YOUR OBJECTIVE: Output only the entries, exactly as given, without the pictures.

── DATA RECORDS

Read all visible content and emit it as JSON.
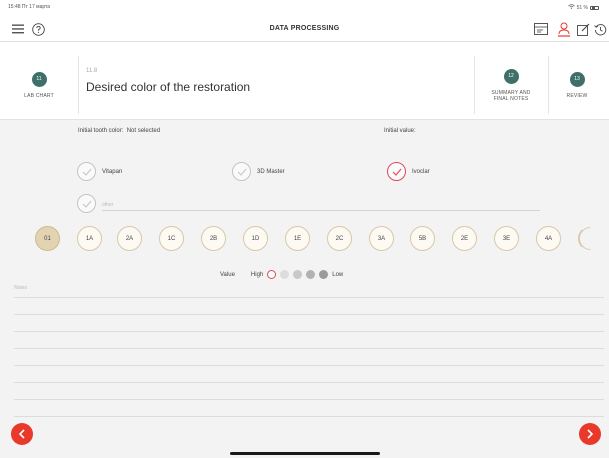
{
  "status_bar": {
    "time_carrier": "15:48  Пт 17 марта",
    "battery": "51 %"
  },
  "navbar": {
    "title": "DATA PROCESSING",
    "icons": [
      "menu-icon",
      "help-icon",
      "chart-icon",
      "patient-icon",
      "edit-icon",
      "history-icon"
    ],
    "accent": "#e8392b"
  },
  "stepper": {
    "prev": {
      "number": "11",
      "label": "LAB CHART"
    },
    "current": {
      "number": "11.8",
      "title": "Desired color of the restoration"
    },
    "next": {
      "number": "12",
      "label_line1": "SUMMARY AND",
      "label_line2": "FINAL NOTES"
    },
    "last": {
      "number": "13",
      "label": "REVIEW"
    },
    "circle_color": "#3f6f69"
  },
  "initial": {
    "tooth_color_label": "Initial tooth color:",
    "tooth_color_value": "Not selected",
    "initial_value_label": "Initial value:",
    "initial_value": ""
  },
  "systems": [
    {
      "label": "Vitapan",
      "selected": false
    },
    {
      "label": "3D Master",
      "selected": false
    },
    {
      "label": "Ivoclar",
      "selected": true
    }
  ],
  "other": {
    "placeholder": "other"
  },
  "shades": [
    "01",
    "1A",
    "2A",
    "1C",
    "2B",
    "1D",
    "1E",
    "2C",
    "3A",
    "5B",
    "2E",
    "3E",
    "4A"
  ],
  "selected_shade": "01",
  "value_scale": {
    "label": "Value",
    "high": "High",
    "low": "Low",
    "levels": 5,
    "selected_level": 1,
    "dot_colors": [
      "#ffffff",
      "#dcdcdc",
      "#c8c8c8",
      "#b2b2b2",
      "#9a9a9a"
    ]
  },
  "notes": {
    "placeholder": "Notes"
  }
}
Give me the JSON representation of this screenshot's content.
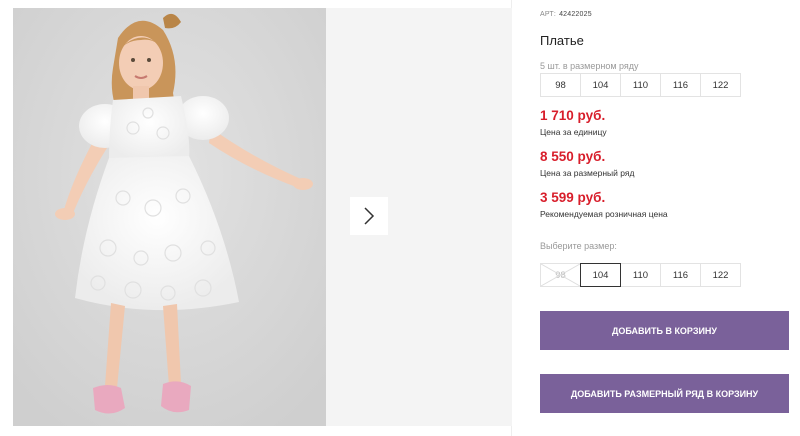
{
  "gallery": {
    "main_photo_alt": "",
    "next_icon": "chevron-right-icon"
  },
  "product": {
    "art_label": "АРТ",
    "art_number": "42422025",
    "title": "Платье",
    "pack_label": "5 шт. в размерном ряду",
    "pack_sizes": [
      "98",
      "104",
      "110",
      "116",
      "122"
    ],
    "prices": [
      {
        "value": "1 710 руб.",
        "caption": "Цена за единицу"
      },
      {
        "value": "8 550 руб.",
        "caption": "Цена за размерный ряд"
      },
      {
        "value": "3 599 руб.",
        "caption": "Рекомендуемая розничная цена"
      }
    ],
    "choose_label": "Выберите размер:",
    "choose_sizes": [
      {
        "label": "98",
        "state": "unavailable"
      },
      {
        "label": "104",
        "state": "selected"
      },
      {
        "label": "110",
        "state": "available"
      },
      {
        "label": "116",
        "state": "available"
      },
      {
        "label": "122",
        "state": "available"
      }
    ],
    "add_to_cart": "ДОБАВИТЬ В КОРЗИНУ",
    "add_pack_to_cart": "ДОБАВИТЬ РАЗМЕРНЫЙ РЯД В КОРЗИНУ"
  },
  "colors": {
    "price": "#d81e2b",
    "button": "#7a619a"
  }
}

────

TASK RESULT:
Read all visible content and emit it as JSON.
{
  "status_bar": {
    "time_carrier": "15:48  Пт 17 марта",
    "battery": "51 %"
  },
  "navbar": {
    "title": "DATA PROCESSING",
    "icons": [
      "menu-icon",
      "help-icon",
      "chart-icon",
      "patient-icon",
      "edit-icon",
      "history-icon"
    ],
    "accent": "#e8392b"
  },
  "stepper": {
    "prev": {
      "number": "11",
      "label": "LAB CHART"
    },
    "current": {
      "number": "11.8",
      "title": "Desired color of the restoration"
    },
    "next": {
      "number": "12",
      "label_line1": "SUMMARY AND",
      "label_line2": "FINAL NOTES"
    },
    "last": {
      "number": "13",
      "label": "REVIEW"
    },
    "circle_color": "#3f6f69"
  },
  "initial": {
    "tooth_color_label": "Initial tooth color:",
    "tooth_color_value": "Not selected",
    "initial_value_label": "Initial value:",
    "initial_value": ""
  },
  "systems": [
    {
      "label": "Vitapan",
      "selected": false
    },
    {
      "label": "3D Master",
      "selected": false
    },
    {
      "label": "Ivoclar",
      "selected": true
    }
  ],
  "other": {
    "placeholder": "other"
  },
  "shades": [
    "01",
    "1A",
    "2A",
    "1C",
    "2B",
    "1D",
    "1E",
    "2C",
    "3A",
    "5B",
    "2E",
    "3E",
    "4A"
  ],
  "selected_shade": "01",
  "value_scale": {
    "label": "Value",
    "high": "High",
    "low": "Low",
    "levels": 5,
    "selected_level": 1,
    "dot_colors": [
      "#ffffff",
      "#dcdcdc",
      "#c8c8c8",
      "#b2b2b2",
      "#9a9a9a"
    ]
  },
  "notes": {
    "placeholder": "Notes"
  }
}
Give me the JSON representation of this screenshot's content.
{
  "gallery": {
    "main_photo_alt": "",
    "next_icon": "chevron-right-icon"
  },
  "product": {
    "art_label": "АРТ",
    "art_number": "42422025",
    "title": "Платье",
    "pack_label": "5 шт. в размерном ряду",
    "pack_sizes": [
      "98",
      "104",
      "110",
      "116",
      "122"
    ],
    "prices": [
      {
        "value": "1 710 руб.",
        "caption": "Цена за единицу"
      },
      {
        "value": "8 550 руб.",
        "caption": "Цена за размерный ряд"
      },
      {
        "value": "3 599 руб.",
        "caption": "Рекомендуемая розничная цена"
      }
    ],
    "choose_label": "Выберите размер:",
    "choose_sizes": [
      {
        "label": "98",
        "state": "unavailable"
      },
      {
        "label": "104",
        "state": "selected"
      },
      {
        "label": "110",
        "state": "available"
      },
      {
        "label": "116",
        "state": "available"
      },
      {
        "label": "122",
        "state": "available"
      }
    ],
    "add_to_cart": "ДОБАВИТЬ В КОРЗИНУ",
    "add_pack_to_cart": "ДОБАВИТЬ РАЗМЕРНЫЙ РЯД В КОРЗИНУ"
  },
  "colors": {
    "price": "#d81e2b",
    "button": "#7a619a"
  }
}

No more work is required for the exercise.